◆ WHAT NEEDS TO BE DONE
Set the data down exactly as it stands, and keep its pictures out.

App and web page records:
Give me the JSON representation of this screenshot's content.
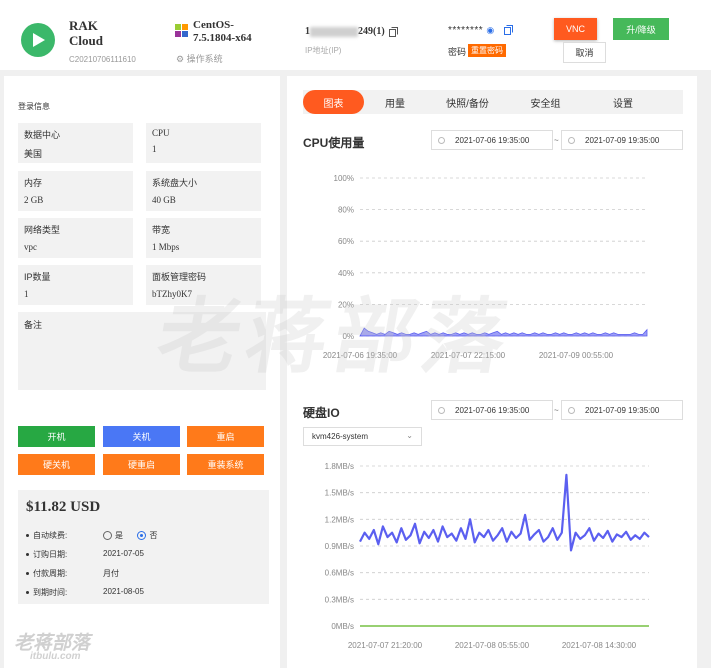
{
  "header": {
    "app_title": "RAK Cloud",
    "app_id": "C20210706111610",
    "os_name": "CentOS-7.5.1804-x64",
    "os_label": "操作系统",
    "ip_prefix": "1",
    "ip_suffix": "249(1)",
    "ip_label": "IP地址(IP)",
    "password_masked": "********",
    "password_label": "密码",
    "reset_password": "重置密码",
    "vnc": "VNC",
    "upgrade": "升/降级",
    "cancel": "取消"
  },
  "left": {
    "login_info": "登录信息",
    "fields": [
      {
        "label": "数据中心",
        "value": "美国"
      },
      {
        "label": "CPU",
        "value": "1"
      },
      {
        "label": "内存",
        "value": "2 GB"
      },
      {
        "label": "系统盘大小",
        "value": "40 GB"
      },
      {
        "label": "网络类型",
        "value": "vpc"
      },
      {
        "label": "带宽",
        "value": "1 Mbps"
      },
      {
        "label": "IP数量",
        "value": "1"
      },
      {
        "label": "面板管理密码",
        "value": "bTZhy0K7"
      }
    ],
    "note_label": "备注",
    "actions": [
      "开机",
      "关机",
      "重启",
      "硬关机",
      "硬重启",
      "重装系统"
    ],
    "price": "$11.82 USD",
    "auto_renew_label": "自动续费:",
    "auto_renew_yes": "是",
    "auto_renew_no": "否",
    "order_date_label": "订购日期:",
    "order_date": "2021-07-05",
    "billing_cycle_label": "付款周期:",
    "billing_cycle": "月付",
    "expire_label": "到期时间:",
    "expire_date": "2021-08-05"
  },
  "tabs": [
    "图表",
    "用量",
    "快照/备份",
    "安全组",
    "设置"
  ],
  "cpu": {
    "title": "CPU使用量",
    "date_from": "2021-07-06 19:35:00",
    "date_sep": "~",
    "date_to": "2021-07-09 19:35:00"
  },
  "disk": {
    "title": "硬盘IO",
    "date_from": "2021-07-06 19:35:00",
    "date_sep": "~",
    "date_to": "2021-07-09 19:35:00",
    "device": "kvm426-system"
  },
  "colors": {
    "accent": "#ff5a1f",
    "line": "#5b5ff0",
    "green": "#3bb86a",
    "zero_line": "#76c043"
  },
  "watermark": {
    "big": "老蒋部落",
    "small": "老蒋部落",
    "url": "itbulu.com"
  },
  "chart_data": [
    {
      "type": "area",
      "title": "CPU使用量",
      "yticks": [
        "100%",
        "80%",
        "60%",
        "40%",
        "20%",
        "0%"
      ],
      "ylim": [
        0,
        100
      ],
      "xticks": [
        "2021-07-06 19:35:00",
        "2021-07-07 22:15:00",
        "2021-07-09 00:55:00"
      ],
      "series": [
        {
          "values": [
            0,
            5,
            3,
            2,
            1,
            2,
            1,
            3,
            2,
            1,
            2,
            1,
            1,
            2,
            1,
            2,
            3,
            1,
            2,
            1,
            2,
            1,
            1,
            2,
            1,
            2,
            1,
            2,
            1,
            1,
            2,
            1,
            2,
            3,
            1,
            2,
            1,
            2,
            1,
            2,
            1,
            1,
            2,
            1,
            2,
            1,
            1,
            2,
            1,
            2,
            1,
            1,
            2,
            1,
            2,
            1,
            2,
            1,
            1,
            2,
            1,
            2,
            1,
            1,
            1,
            1,
            2,
            1,
            1,
            4
          ]
        }
      ]
    },
    {
      "type": "line",
      "title": "硬盘IO",
      "yticks": [
        "1.8MB/s",
        "1.5MB/s",
        "1.2MB/s",
        "0.9MB/s",
        "0.6MB/s",
        "0.3MB/s",
        "0MB/s"
      ],
      "ylim": [
        0,
        1.8
      ],
      "xticks": [
        "2021-07-07 21:20:00",
        "2021-07-08 05:55:00",
        "2021-07-08 14:30:00"
      ],
      "series": [
        {
          "values": [
            0.95,
            1.05,
            0.98,
            1.08,
            0.92,
            1.12,
            1.0,
            1.05,
            0.94,
            1.1,
            0.97,
            1.02,
            1.15,
            0.93,
            1.06,
            0.99,
            1.08,
            0.95,
            1.12,
            1.0,
            1.04,
            0.96,
            1.1,
            0.98,
            1.2,
            0.94,
            1.05,
            1.0,
            1.08,
            0.96,
            1.02,
            1.1,
            0.95,
            1.06,
            0.99,
            1.04,
            1.25,
            0.97,
            1.03,
            1.08,
            0.95,
            1.0,
            1.1,
            0.97,
            1.05,
            1.7,
            0.85,
            1.05,
            0.98,
            1.02,
            1.1,
            0.96,
            1.04,
            0.99,
            1.07,
            0.95,
            1.03,
            1.0,
            1.06,
            0.97,
            1.02,
            0.98,
            1.05,
            1.0
          ]
        },
        {
          "values": [
            0,
            0,
            0,
            0,
            0,
            0,
            0,
            0,
            0,
            0,
            0,
            0
          ]
        }
      ]
    }
  ]
}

◆ ANSWER TO THE EXERCISE
Give me the JSON representation of this screenshot's content.
{
  "header": {
    "app_title": "RAK Cloud",
    "app_id": "C20210706111610",
    "os_name": "CentOS-7.5.1804-x64",
    "os_label": "操作系统",
    "ip_prefix": "1",
    "ip_suffix": "249(1)",
    "ip_label": "IP地址(IP)",
    "password_masked": "********",
    "password_label": "密码",
    "reset_password": "重置密码",
    "vnc": "VNC",
    "upgrade": "升/降级",
    "cancel": "取消"
  },
  "left": {
    "login_info": "登录信息",
    "fields": [
      {
        "label": "数据中心",
        "value": "美国"
      },
      {
        "label": "CPU",
        "value": "1"
      },
      {
        "label": "内存",
        "value": "2 GB"
      },
      {
        "label": "系统盘大小",
        "value": "40 GB"
      },
      {
        "label": "网络类型",
        "value": "vpc"
      },
      {
        "label": "带宽",
        "value": "1 Mbps"
      },
      {
        "label": "IP数量",
        "value": "1"
      },
      {
        "label": "面板管理密码",
        "value": "bTZhy0K7"
      }
    ],
    "note_label": "备注",
    "actions": [
      "开机",
      "关机",
      "重启",
      "硬关机",
      "硬重启",
      "重装系统"
    ],
    "price": "$11.82 USD",
    "auto_renew_label": "自动续费:",
    "auto_renew_yes": "是",
    "auto_renew_no": "否",
    "order_date_label": "订购日期:",
    "order_date": "2021-07-05",
    "billing_cycle_label": "付款周期:",
    "billing_cycle": "月付",
    "expire_label": "到期时间:",
    "expire_date": "2021-08-05"
  },
  "tabs": [
    "图表",
    "用量",
    "快照/备份",
    "安全组",
    "设置"
  ],
  "cpu": {
    "title": "CPU使用量",
    "date_from": "2021-07-06 19:35:00",
    "date_sep": "~",
    "date_to": "2021-07-09 19:35:00"
  },
  "disk": {
    "title": "硬盘IO",
    "date_from": "2021-07-06 19:35:00",
    "date_sep": "~",
    "date_to": "2021-07-09 19:35:00",
    "device": "kvm426-system"
  },
  "colors": {
    "accent": "#ff5a1f",
    "line": "#5b5ff0",
    "green": "#3bb86a",
    "zero_line": "#76c043"
  },
  "watermark": {
    "big": "老蒋部落",
    "small": "老蒋部落",
    "url": "itbulu.com"
  },
  "chart_data": [
    {
      "type": "area",
      "title": "CPU使用量",
      "yticks": [
        "100%",
        "80%",
        "60%",
        "40%",
        "20%",
        "0%"
      ],
      "ylim": [
        0,
        100
      ],
      "xticks": [
        "2021-07-06 19:35:00",
        "2021-07-07 22:15:00",
        "2021-07-09 00:55:00"
      ],
      "series": [
        {
          "values": [
            0,
            5,
            3,
            2,
            1,
            2,
            1,
            3,
            2,
            1,
            2,
            1,
            1,
            2,
            1,
            2,
            3,
            1,
            2,
            1,
            2,
            1,
            1,
            2,
            1,
            2,
            1,
            2,
            1,
            1,
            2,
            1,
            2,
            3,
            1,
            2,
            1,
            2,
            1,
            2,
            1,
            1,
            2,
            1,
            2,
            1,
            1,
            2,
            1,
            2,
            1,
            1,
            2,
            1,
            2,
            1,
            2,
            1,
            1,
            2,
            1,
            2,
            1,
            1,
            1,
            1,
            2,
            1,
            1,
            4
          ]
        }
      ]
    },
    {
      "type": "line",
      "title": "硬盘IO",
      "yticks": [
        "1.8MB/s",
        "1.5MB/s",
        "1.2MB/s",
        "0.9MB/s",
        "0.6MB/s",
        "0.3MB/s",
        "0MB/s"
      ],
      "ylim": [
        0,
        1.8
      ],
      "xticks": [
        "2021-07-07 21:20:00",
        "2021-07-08 05:55:00",
        "2021-07-08 14:30:00"
      ],
      "series": [
        {
          "values": [
            0.95,
            1.05,
            0.98,
            1.08,
            0.92,
            1.12,
            1.0,
            1.05,
            0.94,
            1.1,
            0.97,
            1.02,
            1.15,
            0.93,
            1.06,
            0.99,
            1.08,
            0.95,
            1.12,
            1.0,
            1.04,
            0.96,
            1.1,
            0.98,
            1.2,
            0.94,
            1.05,
            1.0,
            1.08,
            0.96,
            1.02,
            1.1,
            0.95,
            1.06,
            0.99,
            1.04,
            1.25,
            0.97,
            1.03,
            1.08,
            0.95,
            1.0,
            1.1,
            0.97,
            1.05,
            1.7,
            0.85,
            1.05,
            0.98,
            1.02,
            1.1,
            0.96,
            1.04,
            0.99,
            1.07,
            0.95,
            1.03,
            1.0,
            1.06,
            0.97,
            1.02,
            0.98,
            1.05,
            1.0
          ]
        },
        {
          "values": [
            0,
            0,
            0,
            0,
            0,
            0,
            0,
            0,
            0,
            0,
            0,
            0
          ]
        }
      ]
    }
  ]
}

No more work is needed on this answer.